• [WORK INSTRUCTIONS]: The reply should consist of the full listing, repeated word for word.

------------------------------------

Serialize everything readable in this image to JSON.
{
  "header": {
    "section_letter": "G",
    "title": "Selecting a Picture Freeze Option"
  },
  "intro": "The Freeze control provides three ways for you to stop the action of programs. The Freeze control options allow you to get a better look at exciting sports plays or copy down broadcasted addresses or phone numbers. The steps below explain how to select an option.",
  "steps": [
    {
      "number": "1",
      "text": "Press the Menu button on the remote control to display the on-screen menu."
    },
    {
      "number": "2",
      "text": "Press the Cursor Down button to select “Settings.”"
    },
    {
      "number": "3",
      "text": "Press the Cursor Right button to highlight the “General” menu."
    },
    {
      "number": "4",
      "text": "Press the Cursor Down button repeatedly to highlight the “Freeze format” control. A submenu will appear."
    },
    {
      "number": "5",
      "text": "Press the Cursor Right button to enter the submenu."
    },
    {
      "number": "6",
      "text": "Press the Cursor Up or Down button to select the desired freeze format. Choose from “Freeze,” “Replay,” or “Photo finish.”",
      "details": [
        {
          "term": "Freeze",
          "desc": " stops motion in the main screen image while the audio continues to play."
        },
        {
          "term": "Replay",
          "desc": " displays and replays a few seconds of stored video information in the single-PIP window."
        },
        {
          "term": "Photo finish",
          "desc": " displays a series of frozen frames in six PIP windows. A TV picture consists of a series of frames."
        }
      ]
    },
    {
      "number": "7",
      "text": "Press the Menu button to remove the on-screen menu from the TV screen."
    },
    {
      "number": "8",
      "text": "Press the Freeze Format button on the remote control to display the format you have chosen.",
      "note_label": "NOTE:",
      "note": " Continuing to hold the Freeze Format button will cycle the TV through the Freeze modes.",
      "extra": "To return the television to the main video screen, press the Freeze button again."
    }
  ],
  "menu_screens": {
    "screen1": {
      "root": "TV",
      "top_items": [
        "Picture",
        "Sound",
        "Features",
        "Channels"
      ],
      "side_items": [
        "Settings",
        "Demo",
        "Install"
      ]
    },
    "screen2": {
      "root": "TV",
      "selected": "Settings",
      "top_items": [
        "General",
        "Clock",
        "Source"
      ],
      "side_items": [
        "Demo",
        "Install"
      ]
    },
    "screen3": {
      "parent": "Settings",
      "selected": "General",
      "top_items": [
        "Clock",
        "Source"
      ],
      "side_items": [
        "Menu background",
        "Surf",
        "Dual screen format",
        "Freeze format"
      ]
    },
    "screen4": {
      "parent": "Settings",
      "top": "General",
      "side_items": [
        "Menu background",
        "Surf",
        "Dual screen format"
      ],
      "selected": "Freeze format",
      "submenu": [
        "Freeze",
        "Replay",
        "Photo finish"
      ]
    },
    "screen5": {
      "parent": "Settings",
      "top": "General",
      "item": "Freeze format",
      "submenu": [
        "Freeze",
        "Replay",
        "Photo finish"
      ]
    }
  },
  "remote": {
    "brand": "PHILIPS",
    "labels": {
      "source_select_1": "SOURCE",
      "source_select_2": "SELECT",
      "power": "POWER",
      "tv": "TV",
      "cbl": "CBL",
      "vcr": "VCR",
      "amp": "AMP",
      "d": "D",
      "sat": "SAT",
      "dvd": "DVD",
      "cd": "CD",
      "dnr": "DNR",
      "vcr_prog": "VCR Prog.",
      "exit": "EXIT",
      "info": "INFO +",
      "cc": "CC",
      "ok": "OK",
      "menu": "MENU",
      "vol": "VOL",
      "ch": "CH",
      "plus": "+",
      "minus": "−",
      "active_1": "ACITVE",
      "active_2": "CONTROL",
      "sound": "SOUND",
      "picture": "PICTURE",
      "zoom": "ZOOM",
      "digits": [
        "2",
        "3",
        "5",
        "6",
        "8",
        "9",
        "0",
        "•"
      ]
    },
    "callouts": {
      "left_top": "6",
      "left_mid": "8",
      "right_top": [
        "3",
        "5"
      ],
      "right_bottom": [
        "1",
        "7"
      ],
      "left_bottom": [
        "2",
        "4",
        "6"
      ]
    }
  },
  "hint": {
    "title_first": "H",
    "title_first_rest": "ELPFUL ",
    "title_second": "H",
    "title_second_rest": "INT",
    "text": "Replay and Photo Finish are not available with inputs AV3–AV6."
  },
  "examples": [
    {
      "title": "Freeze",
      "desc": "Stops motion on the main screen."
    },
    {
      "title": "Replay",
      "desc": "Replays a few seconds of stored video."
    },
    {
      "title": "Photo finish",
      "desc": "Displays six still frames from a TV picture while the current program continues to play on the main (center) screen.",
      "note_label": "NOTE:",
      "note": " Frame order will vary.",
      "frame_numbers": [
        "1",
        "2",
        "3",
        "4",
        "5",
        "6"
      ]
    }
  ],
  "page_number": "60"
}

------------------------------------

• [THE COMPLETED TASK]:
Serialize everything readable in this image to JSON.
{
  "header": {
    "section_letter": "G",
    "title": "Selecting a Picture Freeze Option"
  },
  "intro": "The Freeze control provides three ways for you to stop the action of programs. The Freeze control options allow you to get a better look at exciting sports plays or copy down broadcasted addresses or phone numbers. The steps below explain how to select an option.",
  "steps": [
    {
      "number": "1",
      "text": "Press the Menu button on the remote control to display the on-screen menu."
    },
    {
      "number": "2",
      "text": "Press the Cursor Down button to select “Settings.”"
    },
    {
      "number": "3",
      "text": "Press the Cursor Right button to highlight the “General” menu."
    },
    {
      "number": "4",
      "text": "Press the Cursor Down button repeatedly to highlight the “Freeze format” control. A submenu will appear."
    },
    {
      "number": "5",
      "text": "Press the Cursor Right button to enter the submenu."
    },
    {
      "number": "6",
      "text": "Press the Cursor Up or Down button to select the desired freeze format. Choose from “Freeze,” “Replay,” or “Photo finish.”",
      "details": [
        {
          "term": "Freeze",
          "desc": " stops motion in the main screen image while the audio continues to play."
        },
        {
          "term": "Replay",
          "desc": " displays and replays a few seconds of stored video information in the single-PIP window."
        },
        {
          "term": "Photo finish",
          "desc": " displays a series of frozen frames in six PIP windows. A TV picture consists of a series of frames."
        }
      ]
    },
    {
      "number": "7",
      "text": "Press the Menu button to remove the on-screen menu from the TV screen."
    },
    {
      "number": "8",
      "text": "Press the Freeze Format button on the remote control to display the format you have chosen.",
      "note_label": "NOTE:",
      "note": " Continuing to hold the Freeze Format button will cycle the TV through the Freeze modes.",
      "extra": "To return the television to the main video screen, press the Freeze button again."
    }
  ],
  "menu_screens": {
    "screen1": {
      "root": "TV",
      "top_items": [
        "Picture",
        "Sound",
        "Features",
        "Channels"
      ],
      "side_items": [
        "Settings",
        "Demo",
        "Install"
      ]
    },
    "screen2": {
      "root": "TV",
      "selected": "Settings",
      "top_items": [
        "General",
        "Clock",
        "Source"
      ],
      "side_items": [
        "Demo",
        "Install"
      ]
    },
    "screen3": {
      "parent": "Settings",
      "selected": "General",
      "top_items": [
        "Clock",
        "Source"
      ],
      "side_items": [
        "Menu background",
        "Surf",
        "Dual screen format",
        "Freeze format"
      ]
    },
    "screen4": {
      "parent": "Settings",
      "top": "General",
      "side_items": [
        "Menu background",
        "Surf",
        "Dual screen format"
      ],
      "selected": "Freeze format",
      "submenu": [
        "Freeze",
        "Replay",
        "Photo finish"
      ]
    },
    "screen5": {
      "parent": "Settings",
      "top": "General",
      "item": "Freeze format",
      "submenu": [
        "Freeze",
        "Replay",
        "Photo finish"
      ]
    }
  },
  "remote": {
    "brand": "PHILIPS",
    "labels": {
      "source_select_1": "SOURCE",
      "source_select_2": "SELECT",
      "power": "POWER",
      "tv": "TV",
      "cbl": "CBL",
      "vcr": "VCR",
      "amp": "AMP",
      "d": "D",
      "sat": "SAT",
      "dvd": "DVD",
      "cd": "CD",
      "dnr": "DNR",
      "vcr_prog": "VCR Prog.",
      "exit": "EXIT",
      "info": "INFO +",
      "cc": "CC",
      "ok": "OK",
      "menu": "MENU",
      "vol": "VOL",
      "ch": "CH",
      "plus": "+",
      "minus": "−",
      "active_1": "ACITVE",
      "active_2": "CONTROL",
      "sound": "SOUND",
      "picture": "PICTURE",
      "zoom": "ZOOM",
      "digits": [
        "2",
        "3",
        "5",
        "6",
        "8",
        "9",
        "0",
        "•"
      ]
    },
    "callouts": {
      "left_top": "6",
      "left_mid": "8",
      "right_top": [
        "3",
        "5"
      ],
      "right_bottom": [
        "1",
        "7"
      ],
      "left_bottom": [
        "2",
        "4",
        "6"
      ]
    }
  },
  "hint": {
    "title_first": "H",
    "title_first_rest": "ELPFUL ",
    "title_second": "H",
    "title_second_rest": "INT",
    "text": "Replay and Photo Finish are not available with inputs AV3–AV6."
  },
  "examples": [
    {
      "title": "Freeze",
      "desc": "Stops motion on the main screen."
    },
    {
      "title": "Replay",
      "desc": "Replays a few seconds of stored video."
    },
    {
      "title": "Photo finish",
      "desc": "Displays six still frames from a TV picture while the current program continues to play on the main (center) screen.",
      "note_label": "NOTE:",
      "note": " Frame order will vary.",
      "frame_numbers": [
        "1",
        "2",
        "3",
        "4",
        "5",
        "6"
      ]
    }
  ],
  "page_number": "60"
}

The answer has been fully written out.